Similarly, in a separate opinion, Justice Kaul highlights how personal information online can cause discrimination by throwing up old, irrelevant and decontextualised information about individuals. This is one of rationales for a ‘right to be forgotten’, an issue that has come up before several high courts, and is currently pending before the Delhi high court. Importantly, he also clarifies that a balance would have to be struck between competing rights such as freedom of expression. Seen this way, this judgment can pave the way for nuanced privacy adjudication in India.
However, the judgment is careful to state that informational (or any other) privacy cannot be absolute. It highlights that there may be important countervailing interests resulting in legitimate intrusions of privacy. These could range from national security to tackling public health epidemics. These are well known ‘exceptions’ to privacy, and jurisdictions across the globe are trying to find the correct balance between these contesting claims. Importantly, the judgment does not set any limits to these intrusions or narrow down their scope in any way. Arguably, this creates a slippery slope – with the state considering itself entitled to deploy surveillance, both online and offline. However, any attempt at unfettered or even disproportionate surveillance would be a gross misreading of the judgment, which is now the law of the land.
I would argue that the court’s emphasis on privacy as a natural and inalienable right implies that the state would have to be cautious of its activities even before it begins implementing them. Projects or initiatives that involve collection of personal data would have to take into account explicit limitations on how such information can be used. The judgment endorses privacy principles such as express notice, consent from the individual and an obligation to use personal information only for that purpose for which it was collected. A recognition of these principles by the highest court of the land would imply that the state would have to adopt a rights-based approach to data protection, rather than mere technological frameworks.
Of course, much would boil down to the actual application of this judgment in subsequent cases. But at the very least, this judgment gives vigour and vitality to the struggle against the state’s intrusion into our private lives.
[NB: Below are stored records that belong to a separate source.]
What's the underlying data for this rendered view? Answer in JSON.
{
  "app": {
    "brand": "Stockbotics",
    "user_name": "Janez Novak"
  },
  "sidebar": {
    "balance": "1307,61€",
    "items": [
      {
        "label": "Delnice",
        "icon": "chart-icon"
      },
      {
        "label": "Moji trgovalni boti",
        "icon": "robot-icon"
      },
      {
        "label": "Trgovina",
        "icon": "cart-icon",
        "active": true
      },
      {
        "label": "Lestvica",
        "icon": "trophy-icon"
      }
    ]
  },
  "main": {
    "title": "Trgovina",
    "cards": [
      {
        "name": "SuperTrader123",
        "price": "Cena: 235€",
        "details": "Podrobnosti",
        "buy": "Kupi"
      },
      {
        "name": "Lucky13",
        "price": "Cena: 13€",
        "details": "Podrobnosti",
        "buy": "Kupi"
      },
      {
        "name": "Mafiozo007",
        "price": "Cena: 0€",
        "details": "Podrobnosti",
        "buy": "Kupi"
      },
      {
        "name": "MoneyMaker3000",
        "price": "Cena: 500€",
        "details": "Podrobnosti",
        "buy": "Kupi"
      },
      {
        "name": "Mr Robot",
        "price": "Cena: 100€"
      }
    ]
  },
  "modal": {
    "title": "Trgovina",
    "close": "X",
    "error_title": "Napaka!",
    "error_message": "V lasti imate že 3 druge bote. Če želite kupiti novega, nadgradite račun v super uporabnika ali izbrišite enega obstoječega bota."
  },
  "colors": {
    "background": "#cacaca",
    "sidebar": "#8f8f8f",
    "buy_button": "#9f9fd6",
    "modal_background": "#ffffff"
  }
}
Kritika Bhardwaj is a lawyer and a Fellow at the Centre for Communication Governance at National Law University Delhi. She assisted the petitioners’ counsel in the right to privacy case.